Evie was also seen and had observations taken by Paediatric nurse Penny Hartley, who told the court she "forgot to fill in the sepsis tool in an oversight."

Mum Samantha, originally from Warrington, told the court how she and her partner were "pretty well educated on sepsis " and knew the signs and symptoms.

Partner Phil, from Whiston, added: "We asked about sepsis straight away and even sat under a poster in the waiting room, but we were told its more likely a urine infection by a band 6 nurse and felt such relief despite still feeling such fear.

"They could never let a 15-month-old down. But they did.

"If I could go back knowing what I know now I would've screamed the place down until she was treated, but I can't and this fact fills my mind with guilt and regret. But what more could we do.

"We had told all professionals all of her symptoms and asked regularly 'is this sepsis?'

The court heard how the family were discharged at 4.30pm with ibuprofen and Calpol, however Evie’s parents brought her back to hospital within two hours because they were so concerned.

Dr Jennifer Hale saw Evie on her return to hospital, but despite there being two indicators on the septic screening tool, told the court "I didn't feel that she presented as a sceptic child, she was alert, drinking and interacting with her parents".

And it was only 15 hours later, following her first admission that Evie was given IV fluids, on the request of Dr Hale.

Evie died two days later at Alder Hey Children’s Hospital, where she had been transferred following an admission into critical care.

Dr Hale told the court: "I wasn't asked the question by her family if it could be sepsis. If I had it would have been an amber warning to me, if I had been asked that question.

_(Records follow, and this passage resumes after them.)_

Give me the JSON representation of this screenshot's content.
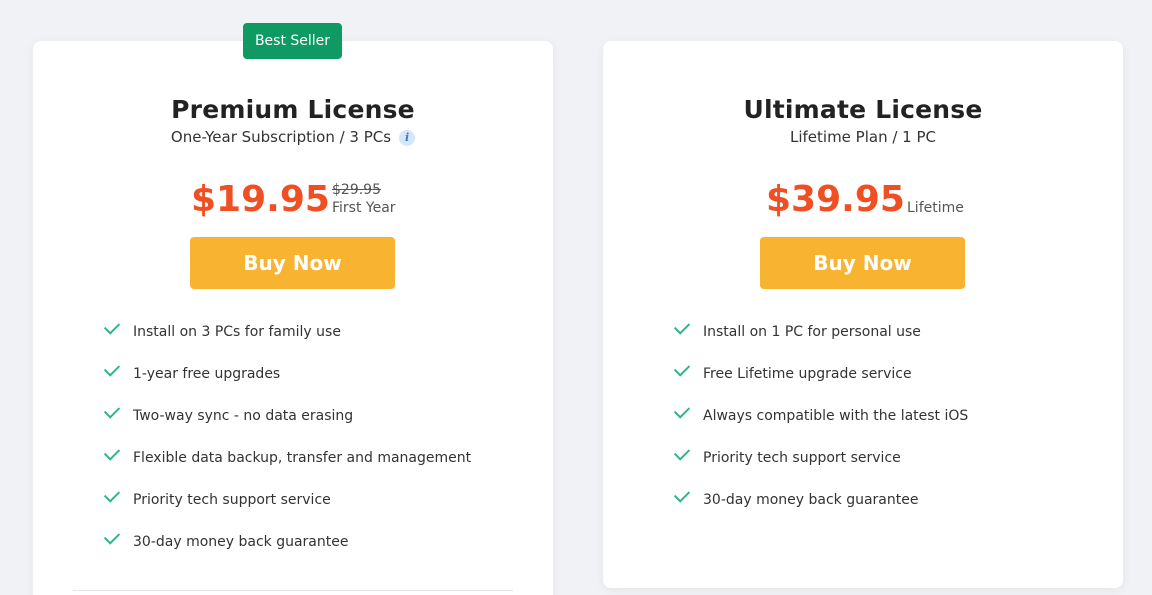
{
  "premium": {
    "badge": "Best Seller",
    "title": "Premium License",
    "subtitle": "One-Year Subscription / 3 PCs",
    "price": "$19.95",
    "old_price": "$29.95",
    "price_note": "First Year",
    "buy_label": "Buy Now",
    "features": [
      "Install on 3 PCs for family use",
      "1-year free upgrades",
      "Two-way sync - no data erasing",
      "Flexible data backup, transfer and management",
      "Priority tech support service",
      "30-day money back guarantee"
    ]
  },
  "ultimate": {
    "title": "Ultimate License",
    "subtitle": "Lifetime Plan / 1 PC",
    "price": "$39.95",
    "price_note": "Lifetime",
    "buy_label": "Buy Now",
    "features": [
      "Install on 1 PC for personal use",
      "Free Lifetime upgrade service",
      "Always compatible with the latest iOS",
      "Priority tech support service",
      "30-day money back guarantee"
    ]
  },
  "icons": {
    "info": "info-icon",
    "check": "check-icon"
  },
  "colors": {
    "badge": "#0f9a63",
    "price": "#f04e23",
    "button": "#f8b431",
    "check": "#2fb586",
    "background": "#f0f2f5"
  }
}
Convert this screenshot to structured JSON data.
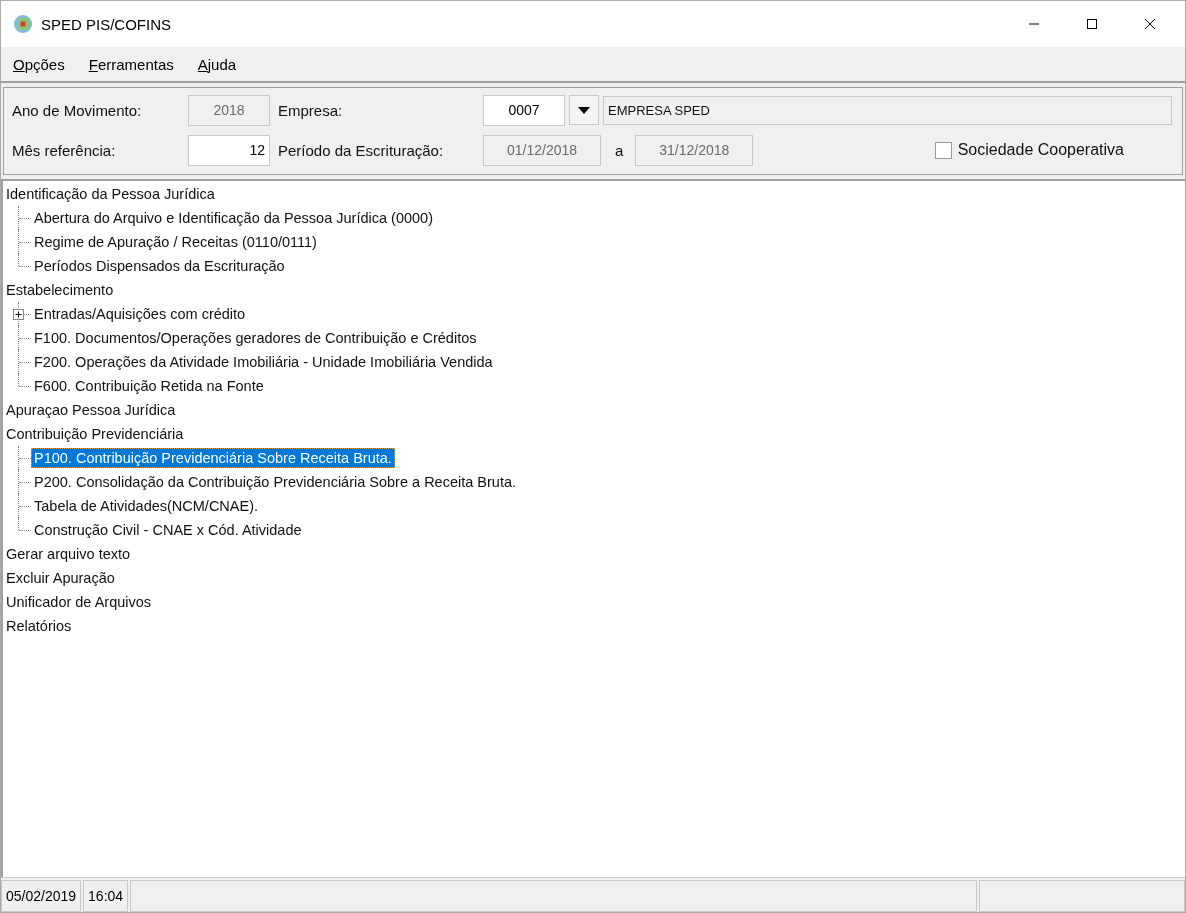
{
  "window": {
    "title": "SPED PIS/COFINS"
  },
  "menu": [
    {
      "label": "Opções"
    },
    {
      "label": "Ferramentas"
    },
    {
      "label": "Ajuda"
    }
  ],
  "form": {
    "ano_label": "Ano de Movimento:",
    "ano": {
      "value": "2018",
      "disabled": true
    },
    "empresa_label": "Empresa:",
    "empresa_code": {
      "value": "0007",
      "disabled": false
    },
    "empresa_name": {
      "value": "EMPRESA SPED",
      "disabled": true
    },
    "mes_label": "Mês referência:",
    "mes": {
      "value": "12",
      "disabled": false
    },
    "periodo_label": "Período da Escrituração:",
    "periodo_start": {
      "value": "01/12/2018",
      "disabled": true
    },
    "periodo_sep": "a",
    "periodo_end": {
      "value": "31/12/2018",
      "disabled": true
    },
    "cooperativa": {
      "label": "Sociedade Cooperativa",
      "checked": false
    }
  },
  "tree": [
    {
      "label": "Identificação da Pessoa Jurídica",
      "selected": false,
      "children": [
        {
          "label": "Abertura do Arquivo e Identificação da Pessoa Jurídica (0000)",
          "selected": false
        },
        {
          "label": "Regime de Apuração / Receitas (0110/0111)",
          "selected": false
        },
        {
          "label": "Períodos Dispensados da Escrituração",
          "selected": false
        }
      ]
    },
    {
      "label": "Estabelecimento",
      "selected": false,
      "children": [
        {
          "label": "Entradas/Aquisições com crédito",
          "selected": false,
          "expanded": false
        },
        {
          "label": "F100. Documentos/Operações geradores de Contribuição e Créditos",
          "selected": false
        },
        {
          "label": "F200. Operações da Atividade Imobiliária - Unidade Imobiliária Vendida",
          "selected": false
        },
        {
          "label": "F600. Contribuição Retida na Fonte",
          "selected": false
        }
      ]
    },
    {
      "label": "Apuraçao Pessoa Jurídica",
      "selected": false
    },
    {
      "label": "Contribuição Previdenciária",
      "selected": false,
      "children": [
        {
          "label": "P100. Contribuição Previdenciária Sobre Receita Bruta.",
          "selected": true
        },
        {
          "label": "P200. Consolidação da Contribuição Previdenciária Sobre a Receita Bruta.",
          "selected": false
        },
        {
          "label": "Tabela de Atividades(NCM/CNAE).",
          "selected": false
        },
        {
          "label": "Construção Civil - CNAE x Cód. Atividade",
          "selected": false
        }
      ]
    },
    {
      "label": "Gerar arquivo texto",
      "selected": false
    },
    {
      "label": "Excluir Apuração",
      "selected": false
    },
    {
      "label": "Unificador de Arquivos",
      "selected": false
    },
    {
      "label": "Relatórios",
      "selected": false
    }
  ],
  "status_bar": {
    "date": "05/02/2019",
    "time": "16:04"
  }
}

"I have since had one to one training about sepsis, have completed a documentation course online and attended a sepsis summit."

The inquest continues.